* PROBLEM DETAILS
The output should be every line below that includes the word "index".

* SUPPLIED RECORDS
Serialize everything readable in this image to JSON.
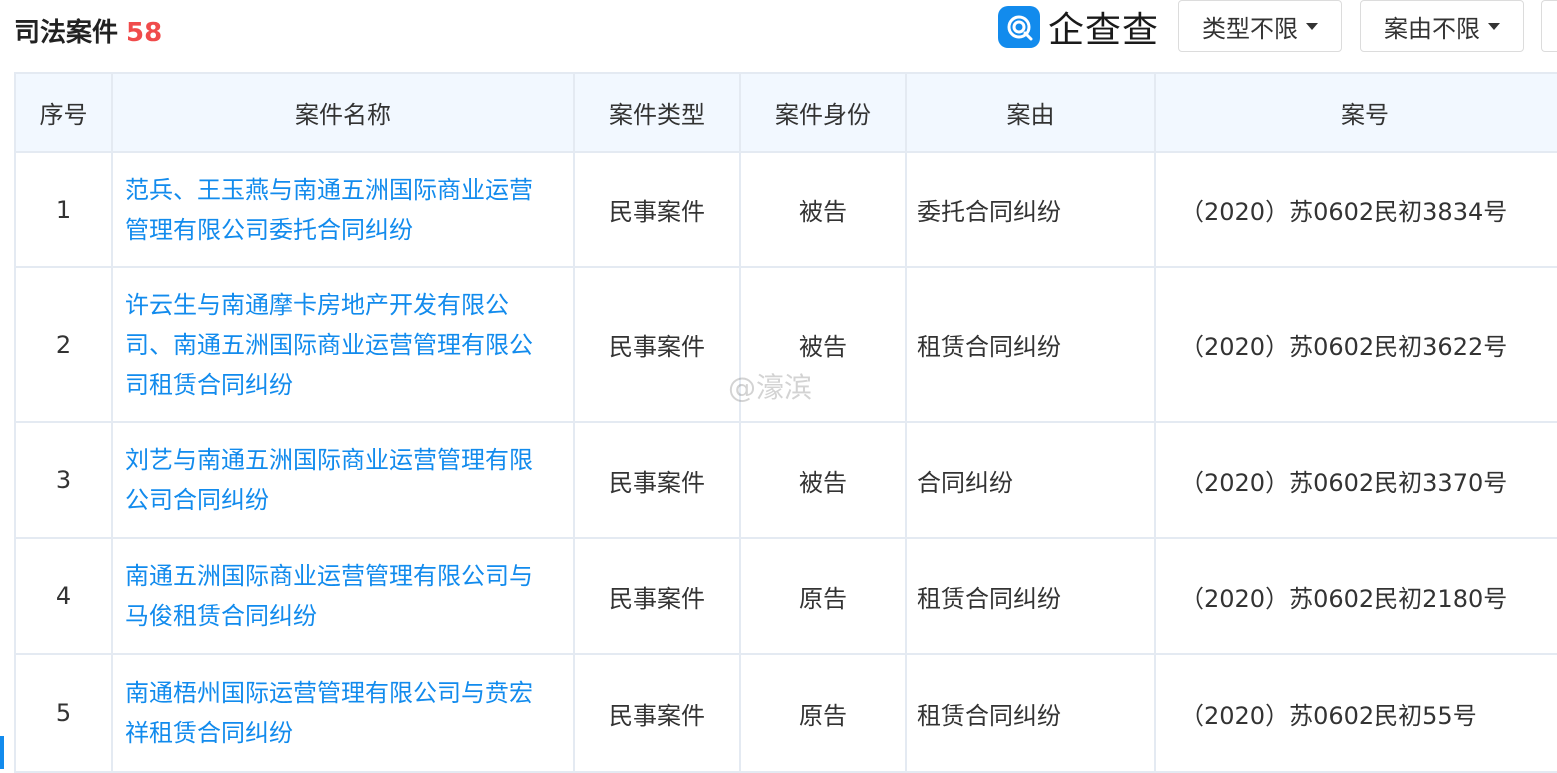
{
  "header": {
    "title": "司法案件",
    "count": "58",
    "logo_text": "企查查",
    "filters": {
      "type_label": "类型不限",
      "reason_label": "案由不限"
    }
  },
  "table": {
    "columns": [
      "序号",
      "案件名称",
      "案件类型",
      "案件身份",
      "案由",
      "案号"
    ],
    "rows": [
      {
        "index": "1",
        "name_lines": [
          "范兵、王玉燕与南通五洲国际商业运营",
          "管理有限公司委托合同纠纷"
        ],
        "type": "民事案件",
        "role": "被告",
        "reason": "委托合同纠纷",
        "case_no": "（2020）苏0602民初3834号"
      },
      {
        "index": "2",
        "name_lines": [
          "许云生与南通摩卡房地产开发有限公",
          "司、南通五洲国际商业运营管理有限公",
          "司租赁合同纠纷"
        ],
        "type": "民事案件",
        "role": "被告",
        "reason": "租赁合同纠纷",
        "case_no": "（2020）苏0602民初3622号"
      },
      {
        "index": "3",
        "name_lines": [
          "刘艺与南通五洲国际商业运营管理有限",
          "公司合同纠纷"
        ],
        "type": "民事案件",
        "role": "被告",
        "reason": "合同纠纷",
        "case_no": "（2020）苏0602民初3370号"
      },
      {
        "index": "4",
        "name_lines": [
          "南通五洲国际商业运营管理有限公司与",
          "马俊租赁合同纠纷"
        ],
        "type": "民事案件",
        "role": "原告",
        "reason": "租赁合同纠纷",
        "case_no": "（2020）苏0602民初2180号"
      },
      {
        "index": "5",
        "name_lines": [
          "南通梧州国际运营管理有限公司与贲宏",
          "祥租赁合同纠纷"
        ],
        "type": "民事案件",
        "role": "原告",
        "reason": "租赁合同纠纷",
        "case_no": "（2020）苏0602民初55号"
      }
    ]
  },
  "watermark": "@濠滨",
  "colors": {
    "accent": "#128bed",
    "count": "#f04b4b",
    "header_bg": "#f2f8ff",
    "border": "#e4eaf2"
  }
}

* SOLVED EXERCISE
        "index": "1",
        "index": "2",
        "index": "3",
        "index": "4",
        "index": "5",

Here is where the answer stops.